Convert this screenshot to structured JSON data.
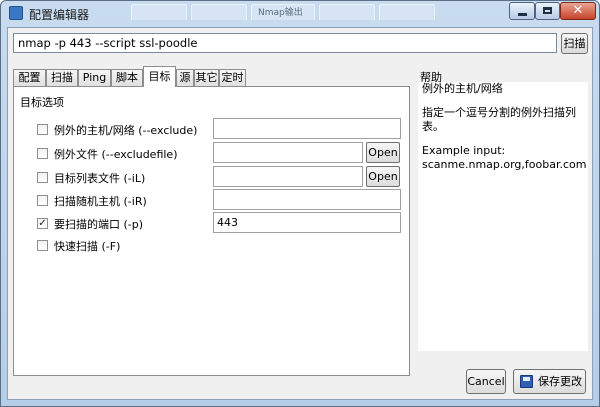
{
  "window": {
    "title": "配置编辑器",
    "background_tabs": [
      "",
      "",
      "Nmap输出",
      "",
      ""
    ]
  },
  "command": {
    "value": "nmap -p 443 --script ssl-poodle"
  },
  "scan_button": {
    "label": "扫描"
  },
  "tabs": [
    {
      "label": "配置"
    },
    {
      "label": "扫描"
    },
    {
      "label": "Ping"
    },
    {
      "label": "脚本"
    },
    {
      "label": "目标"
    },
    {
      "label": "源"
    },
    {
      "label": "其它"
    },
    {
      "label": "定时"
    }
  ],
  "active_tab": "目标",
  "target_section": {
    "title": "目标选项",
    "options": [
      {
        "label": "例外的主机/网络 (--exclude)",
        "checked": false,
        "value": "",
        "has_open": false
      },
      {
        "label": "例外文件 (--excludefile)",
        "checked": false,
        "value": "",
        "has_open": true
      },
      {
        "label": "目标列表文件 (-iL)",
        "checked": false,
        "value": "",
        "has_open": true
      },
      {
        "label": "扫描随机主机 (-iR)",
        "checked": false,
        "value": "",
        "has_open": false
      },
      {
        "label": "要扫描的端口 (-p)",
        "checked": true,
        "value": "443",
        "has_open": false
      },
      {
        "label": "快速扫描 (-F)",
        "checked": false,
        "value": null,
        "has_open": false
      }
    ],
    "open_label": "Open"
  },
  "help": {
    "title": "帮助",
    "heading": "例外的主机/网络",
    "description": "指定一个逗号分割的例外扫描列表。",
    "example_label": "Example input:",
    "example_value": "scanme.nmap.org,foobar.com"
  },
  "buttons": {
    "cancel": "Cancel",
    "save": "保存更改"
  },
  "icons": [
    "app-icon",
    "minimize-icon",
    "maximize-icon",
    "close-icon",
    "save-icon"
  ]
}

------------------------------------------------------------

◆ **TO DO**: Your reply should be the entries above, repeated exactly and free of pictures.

◆ **EXERCISE ANSWER**:
Convert this screenshot to structured JSON data.
{
  "window": {
    "title": "配置编辑器",
    "background_tabs": [
      "",
      "",
      "Nmap输出",
      "",
      ""
    ]
  },
  "command": {
    "value": "nmap -p 443 --script ssl-poodle"
  },
  "scan_button": {
    "label": "扫描"
  },
  "tabs": [
    {
      "label": "配置"
    },
    {
      "label": "扫描"
    },
    {
      "label": "Ping"
    },
    {
      "label": "脚本"
    },
    {
      "label": "目标"
    },
    {
      "label": "源"
    },
    {
      "label": "其它"
    },
    {
      "label": "定时"
    }
  ],
  "active_tab": "目标",
  "target_section": {
    "title": "目标选项",
    "options": [
      {
        "label": "例外的主机/网络 (--exclude)",
        "checked": false,
        "value": "",
        "has_open": false
      },
      {
        "label": "例外文件 (--excludefile)",
        "checked": false,
        "value": "",
        "has_open": true
      },
      {
        "label": "目标列表文件 (-iL)",
        "checked": false,
        "value": "",
        "has_open": true
      },
      {
        "label": "扫描随机主机 (-iR)",
        "checked": false,
        "value": "",
        "has_open": false
      },
      {
        "label": "要扫描的端口 (-p)",
        "checked": true,
        "value": "443",
        "has_open": false
      },
      {
        "label": "快速扫描 (-F)",
        "checked": false,
        "value": null,
        "has_open": false
      }
    ],
    "open_label": "Open"
  },
  "help": {
    "title": "帮助",
    "heading": "例外的主机/网络",
    "description": "指定一个逗号分割的例外扫描列表。",
    "example_label": "Example input:",
    "example_value": "scanme.nmap.org,foobar.com"
  },
  "buttons": {
    "cancel": "Cancel",
    "save": "保存更改"
  },
  "icons": [
    "app-icon",
    "minimize-icon",
    "maximize-icon",
    "close-icon",
    "save-icon"
  ]
}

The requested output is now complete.